* What to produce:
Could you print every record below exactly as it appears?

[Dataset entries — start]

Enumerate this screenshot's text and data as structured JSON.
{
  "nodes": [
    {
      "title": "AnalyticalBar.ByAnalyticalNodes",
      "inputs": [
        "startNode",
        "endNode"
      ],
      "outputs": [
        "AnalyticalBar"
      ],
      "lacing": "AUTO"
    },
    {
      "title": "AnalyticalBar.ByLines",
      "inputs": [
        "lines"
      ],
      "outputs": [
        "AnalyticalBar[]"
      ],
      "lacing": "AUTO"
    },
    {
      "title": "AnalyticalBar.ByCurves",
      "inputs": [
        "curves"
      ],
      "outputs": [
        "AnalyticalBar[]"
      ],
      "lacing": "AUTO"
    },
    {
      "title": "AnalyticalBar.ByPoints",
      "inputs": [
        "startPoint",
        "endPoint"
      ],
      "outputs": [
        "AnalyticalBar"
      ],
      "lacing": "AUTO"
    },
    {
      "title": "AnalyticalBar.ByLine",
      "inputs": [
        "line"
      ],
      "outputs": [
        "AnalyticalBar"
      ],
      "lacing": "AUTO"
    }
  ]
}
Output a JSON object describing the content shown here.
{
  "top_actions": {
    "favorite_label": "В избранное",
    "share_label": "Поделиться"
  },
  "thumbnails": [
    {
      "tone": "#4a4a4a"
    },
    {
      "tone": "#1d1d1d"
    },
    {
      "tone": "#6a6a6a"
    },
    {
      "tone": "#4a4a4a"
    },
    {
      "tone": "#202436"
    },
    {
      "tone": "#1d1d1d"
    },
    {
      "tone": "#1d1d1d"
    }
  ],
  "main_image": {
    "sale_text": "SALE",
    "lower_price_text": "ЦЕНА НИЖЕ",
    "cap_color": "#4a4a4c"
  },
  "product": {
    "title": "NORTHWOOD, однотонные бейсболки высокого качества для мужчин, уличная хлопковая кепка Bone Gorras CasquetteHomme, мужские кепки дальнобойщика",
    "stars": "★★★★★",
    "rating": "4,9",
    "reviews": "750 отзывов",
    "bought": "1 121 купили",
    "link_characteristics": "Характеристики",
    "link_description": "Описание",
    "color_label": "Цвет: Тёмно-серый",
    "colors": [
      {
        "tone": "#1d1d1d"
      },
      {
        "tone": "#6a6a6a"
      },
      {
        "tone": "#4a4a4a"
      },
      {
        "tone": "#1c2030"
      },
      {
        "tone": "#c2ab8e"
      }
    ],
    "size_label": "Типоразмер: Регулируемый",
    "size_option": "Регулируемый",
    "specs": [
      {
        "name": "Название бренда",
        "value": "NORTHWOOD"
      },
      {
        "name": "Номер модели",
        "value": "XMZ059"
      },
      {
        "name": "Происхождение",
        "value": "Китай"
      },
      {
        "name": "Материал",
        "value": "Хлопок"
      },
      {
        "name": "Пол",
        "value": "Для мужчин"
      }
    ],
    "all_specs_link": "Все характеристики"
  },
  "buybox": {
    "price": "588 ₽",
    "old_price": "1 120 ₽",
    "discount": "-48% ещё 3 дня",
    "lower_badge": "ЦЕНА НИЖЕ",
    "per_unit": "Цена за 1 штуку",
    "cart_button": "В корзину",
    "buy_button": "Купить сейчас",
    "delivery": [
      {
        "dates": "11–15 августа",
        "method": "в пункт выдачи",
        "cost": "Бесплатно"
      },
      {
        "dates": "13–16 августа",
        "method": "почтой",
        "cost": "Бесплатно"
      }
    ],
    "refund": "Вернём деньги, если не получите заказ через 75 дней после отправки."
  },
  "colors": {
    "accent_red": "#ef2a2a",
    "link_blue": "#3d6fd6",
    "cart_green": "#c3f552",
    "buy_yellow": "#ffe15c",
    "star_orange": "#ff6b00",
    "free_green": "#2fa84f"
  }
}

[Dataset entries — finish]

* Solution to this problem:
Enumerate this screenshot's text and data as structured JSON.
{
  "nodes": [
    {
      "title": "AnalyticalBar.ByAnalyticalNodes",
      "inputs": [
        "startNode",
        "endNode"
      ],
      "outputs": [
        "AnalyticalBar"
      ],
      "lacing": "AUTO"
    },
    {
      "title": "AnalyticalBar.ByLines",
      "inputs": [
        "lines"
      ],
      "outputs": [
        "AnalyticalBar[]"
      ],
      "lacing": "AUTO"
    },
    {
      "title": "AnalyticalBar.ByCurves",
      "inputs": [
        "curves"
      ],
      "outputs": [
        "AnalyticalBar[]"
      ],
      "lacing": "AUTO"
    },
    {
      "title": "AnalyticalBar.ByPoints",
      "inputs": [
        "startPoint",
        "endPoint"
      ],
      "outputs": [
        "AnalyticalBar"
      ],
      "lacing": "AUTO"
    },
    {
      "title": "AnalyticalBar.ByLine",
      "inputs": [
        "line"
      ],
      "outputs": [
        "AnalyticalBar"
      ],
      "lacing": "AUTO"
    }
  ]
}
Output a JSON object describing the content shown here.
{
  "top_actions": {
    "favorite_label": "В избранное",
    "share_label": "Поделиться"
  },
  "thumbnails": [
    {
      "tone": "#4a4a4a"
    },
    {
      "tone": "#1d1d1d"
    },
    {
      "tone": "#6a6a6a"
    },
    {
      "tone": "#4a4a4a"
    },
    {
      "tone": "#202436"
    },
    {
      "tone": "#1d1d1d"
    },
    {
      "tone": "#1d1d1d"
    }
  ],
  "main_image": {
    "sale_text": "SALE",
    "lower_price_text": "ЦЕНА НИЖЕ",
    "cap_color": "#4a4a4c"
  },
  "product": {
    "title": "NORTHWOOD, однотонные бейсболки высокого качества для мужчин, уличная хлопковая кепка Bone Gorras CasquetteHomme, мужские кепки дальнобойщика",
    "stars": "★★★★★",
    "rating": "4,9",
    "reviews": "750 отзывов",
    "bought": "1 121 купили",
    "link_characteristics": "Характеристики",
    "link_description": "Описание",
    "color_label": "Цвет: Тёмно-серый",
    "colors": [
      {
        "tone": "#1d1d1d"
      },
      {
        "tone": "#6a6a6a"
      },
      {
        "tone": "#4a4a4a"
      },
      {
        "tone": "#1c2030"
      },
      {
        "tone": "#c2ab8e"
      }
    ],
    "size_label": "Типоразмер: Регулируемый",
    "size_option": "Регулируемый",
    "specs": [
      {
        "name": "Название бренда",
        "value": "NORTHWOOD"
      },
      {
        "name": "Номер модели",
        "value": "XMZ059"
      },
      {
        "name": "Происхождение",
        "value": "Китай"
      },
      {
        "name": "Материал",
        "value": "Хлопок"
      },
      {
        "name": "Пол",
        "value": "Для мужчин"
      }
    ],
    "all_specs_link": "Все характеристики"
  },
  "buybox": {
    "price": "588 ₽",
    "old_price": "1 120 ₽",
    "discount": "-48% ещё 3 дня",
    "lower_badge": "ЦЕНА НИЖЕ",
    "per_unit": "Цена за 1 штуку",
    "cart_button": "В корзину",
    "buy_button": "Купить сейчас",
    "delivery": [
      {
        "dates": "11–15 августа",
        "method": "в пункт выдачи",
        "cost": "Бесплатно"
      },
      {
        "dates": "13–16 августа",
        "method": "почтой",
        "cost": "Бесплатно"
      }
    ],
    "refund": "Вернём деньги, если не получите заказ через 75 дней после отправки."
  },
  "colors": {
    "accent_red": "#ef2a2a",
    "link_blue": "#3d6fd6",
    "cart_green": "#c3f552",
    "buy_yellow": "#ffe15c",
    "star_orange": "#ff6b00",
    "free_green": "#2fa84f"
  }
}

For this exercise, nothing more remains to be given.